Graphic Designers Aren't Necessarily Web Designers. Sure, there is a lot of overlap and ultimately both take care of making things visually pleasing. However, there are fundamental differences between the two roles and the skill sets they require. In this blog, we'll discuss them and demonstrate why it's important to find the right person to design your website.

They recently gave us a web design and asked us to incorporate it into HTML templates. After studying the designs, it was surprisingly obvious that the site had been designed by a print designer (which was later confirmed). What gave him away? Understanding what web technologies are available to the developer is very useful for the designer. This technology allows you to use non-standard fonts on the web.

By understanding these font libraries, how they work, and knowing what fonts they contain, the web designer can select fonts that can be accurately rendered on the website. If the designer chooses a font that is not available as a web font, the web developer has to find an alternative (which given the poor selection of standard fonts, could be totally different from what was intended). What don't graphic designers do? In most cases, graphic designers don't code websites. Standards on the web are constantly changing as new technologies and online features are introduced.

Web design, like graphic design, is the creation of graphics, typography, graphics and images to communicate an idea. However, web design only concerns websites, not. Web designers are responsible for creating websites that not only look good, but load quickly. Therefore, web designers face certain restrictions that graphic designers do not.

For example, they need to consider things like file size, image resolution, and so on. While web designers and graphics alike need visual design skills and share some tools, this is where the similarities end. Web designers solve creative problems through a well-designed website that turns users into customers. Traditionally, graphic designers used to work more on logos and print designs, such as posters, brochures, magazine designs, and books and packaging.

Mastering design elements such as typography, color theory, visual hierarchy and design are key to graphic design. However, this is more common with UX (User Experience) design, where they work to ensure that a web design is easy to use. In a nutshell, graphic designers do everything visual, while web designers focus more on making things work on the web. Then, once it looks good, a web designer will cut it and turn it into a functional website.
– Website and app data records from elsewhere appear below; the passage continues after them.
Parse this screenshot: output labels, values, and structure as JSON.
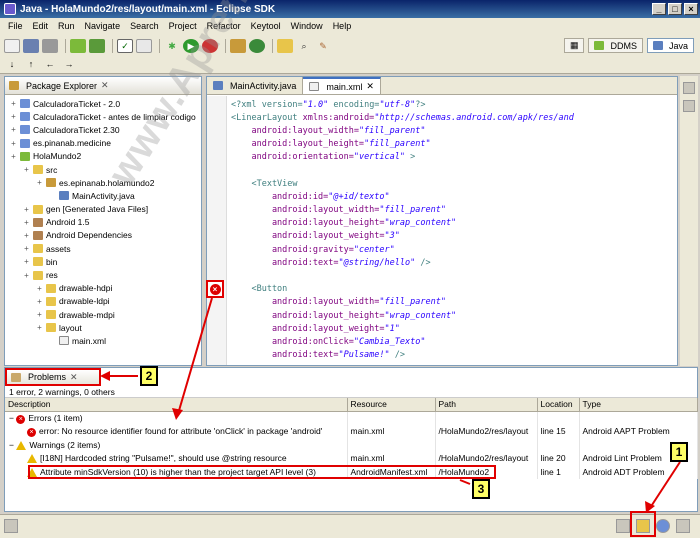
{
  "window": {
    "title": "Java - HolaMundo2/res/layout/main.xml - Eclipse SDK"
  },
  "menu": [
    "File",
    "Edit",
    "Run",
    "Navigate",
    "Search",
    "Project",
    "Refactor",
    "Keytool",
    "Window",
    "Help"
  ],
  "perspectives": [
    "DDMS",
    "Java"
  ],
  "package_explorer": {
    "title": "Package Explorer",
    "items": [
      {
        "label": "CalculadoraTicket - 2.0",
        "depth": 0,
        "icon": "project-icon"
      },
      {
        "label": "CalculadoraTicket - antes de limpiar codigo",
        "depth": 0,
        "icon": "project-icon"
      },
      {
        "label": "CalculadoraTicket 2.30",
        "depth": 0,
        "icon": "project-icon"
      },
      {
        "label": "es.pinanab.medicine",
        "depth": 0,
        "icon": "project-icon"
      },
      {
        "label": "HolaMundo2",
        "depth": 0,
        "icon": "android-project-icon"
      },
      {
        "label": "src",
        "depth": 1,
        "icon": "source-folder-icon"
      },
      {
        "label": "es.epinanab.holamundo2",
        "depth": 2,
        "icon": "package-icon"
      },
      {
        "label": "MainActivity.java",
        "depth": 3,
        "icon": "java-file-icon"
      },
      {
        "label": "gen [Generated Java Files]",
        "depth": 1,
        "icon": "source-folder-icon"
      },
      {
        "label": "Android 1.5",
        "depth": 1,
        "icon": "library-icon"
      },
      {
        "label": "Android Dependencies",
        "depth": 1,
        "icon": "library-icon"
      },
      {
        "label": "assets",
        "depth": 1,
        "icon": "folder-icon"
      },
      {
        "label": "bin",
        "depth": 1,
        "icon": "folder-icon"
      },
      {
        "label": "res",
        "depth": 1,
        "icon": "folder-icon"
      },
      {
        "label": "drawable-hdpi",
        "depth": 2,
        "icon": "folder-icon"
      },
      {
        "label": "drawable-ldpi",
        "depth": 2,
        "icon": "folder-icon"
      },
      {
        "label": "drawable-mdpi",
        "depth": 2,
        "icon": "folder-icon"
      },
      {
        "label": "layout",
        "depth": 2,
        "icon": "folder-icon"
      },
      {
        "label": "main.xml",
        "depth": 3,
        "icon": "xml-file-icon"
      }
    ]
  },
  "editor": {
    "tabs": [
      "MainActivity.java",
      "main.xml"
    ],
    "code_lines": [
      [
        [
          "pi",
          "<?xml version="
        ],
        [
          "val",
          "\"1.0\""
        ],
        [
          "pi",
          " encoding="
        ],
        [
          "val",
          "\"utf-8\""
        ],
        [
          "pi",
          "?>"
        ]
      ],
      [
        [
          "tag",
          "<LinearLayout "
        ],
        [
          "attr",
          "xmlns:android="
        ],
        [
          "val",
          "\"http://schemas.android.com/apk/res/and"
        ]
      ],
      [
        [
          "attr",
          "    android:layout_width="
        ],
        [
          "val",
          "\"fill_parent\""
        ]
      ],
      [
        [
          "attr",
          "    android:layout_height="
        ],
        [
          "val",
          "\"fill_parent\""
        ]
      ],
      [
        [
          "attr",
          "    android:orientation="
        ],
        [
          "val",
          "\"vertical\""
        ],
        [
          "tag",
          " >"
        ]
      ],
      [
        [
          "tag",
          ""
        ]
      ],
      [
        [
          "tag",
          "    <TextView"
        ]
      ],
      [
        [
          "attr",
          "        android:id="
        ],
        [
          "val",
          "\"@+id/texto\""
        ]
      ],
      [
        [
          "attr",
          "        android:layout_width="
        ],
        [
          "val",
          "\"fill_parent\""
        ]
      ],
      [
        [
          "attr",
          "        android:layout_height="
        ],
        [
          "val",
          "\"wrap_content\""
        ]
      ],
      [
        [
          "attr",
          "        android:layout_weight="
        ],
        [
          "val",
          "\"3\""
        ]
      ],
      [
        [
          "attr",
          "        android:gravity="
        ],
        [
          "val",
          "\"center\""
        ]
      ],
      [
        [
          "attr",
          "        android:text="
        ],
        [
          "val",
          "\"@string/hello\""
        ],
        [
          "tag",
          " />"
        ]
      ],
      [
        [
          "tag",
          ""
        ]
      ],
      [
        [
          "tag",
          "    <Button"
        ]
      ],
      [
        [
          "attr",
          "        android:layout_width="
        ],
        [
          "val",
          "\"fill_parent\""
        ]
      ],
      [
        [
          "attr",
          "        android:layout_height="
        ],
        [
          "val",
          "\"wrap_content\""
        ]
      ],
      [
        [
          "attr",
          "        android:layout_weight="
        ],
        [
          "val",
          "\"1\""
        ]
      ],
      [
        [
          "attr",
          "        android:onClick="
        ],
        [
          "val",
          "\"Cambia_Texto\""
        ]
      ],
      [
        [
          "attr",
          "        android:text="
        ],
        [
          "val",
          "\"Pulsame!\""
        ],
        [
          "tag",
          " />"
        ]
      ]
    ]
  },
  "problems": {
    "tab_label": "Problems",
    "summary": "1 error, 2 warnings, 0 others",
    "columns": [
      "Description",
      "Resource",
      "Path",
      "Location",
      "Type"
    ],
    "rows": [
      {
        "kind": "group-error",
        "description": "Errors (1 item)",
        "resource": "",
        "path": "",
        "location": "",
        "type": ""
      },
      {
        "kind": "error",
        "description": "error: No resource identifier found for attribute 'onClick' in package 'android'",
        "resource": "main.xml",
        "path": "/HolaMundo2/res/layout",
        "location": "line 15",
        "type": "Android AAPT Problem"
      },
      {
        "kind": "group-warning",
        "description": "Warnings (2 items)",
        "resource": "",
        "path": "",
        "location": "",
        "type": ""
      },
      {
        "kind": "warning",
        "description": "[I18N] Hardcoded string \"Pulsame!\", should use @string resource",
        "resource": "main.xml",
        "path": "/HolaMundo2/res/layout",
        "location": "line 20",
        "type": "Android Lint Problem"
      },
      {
        "kind": "warning",
        "description": "Attribute minSdkVersion (10) is higher than the project target API level (3)",
        "resource": "AndroidManifest.xml",
        "path": "/HolaMundo2",
        "location": "line 1",
        "type": "Android ADT Problem"
      }
    ]
  },
  "callouts": [
    "1",
    "2",
    "3"
  ],
  "watermark": "www.AprendeAndroid.com",
  "annotation_color": "#e00000"
}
A web designer who knows them can use them throughout their design knowing that they will be easy to include in the finished site. And a website will have different paths that users can take web designers to ensure that users have a good experience and can achieve their goals. But over time, design has evolved along with technology and now graphic designers are working on creating more digital assets for the web and email. With the widespread recognition that mobile Internet usage has now surpassed desktop Internet access, websites should be designed and built first on mobile devices; in reality, it shouldn't be an afterthought.

Good web designers should work to create a peg that fits each hole, regardless of size or shape, without squeezing or breaking the design. . .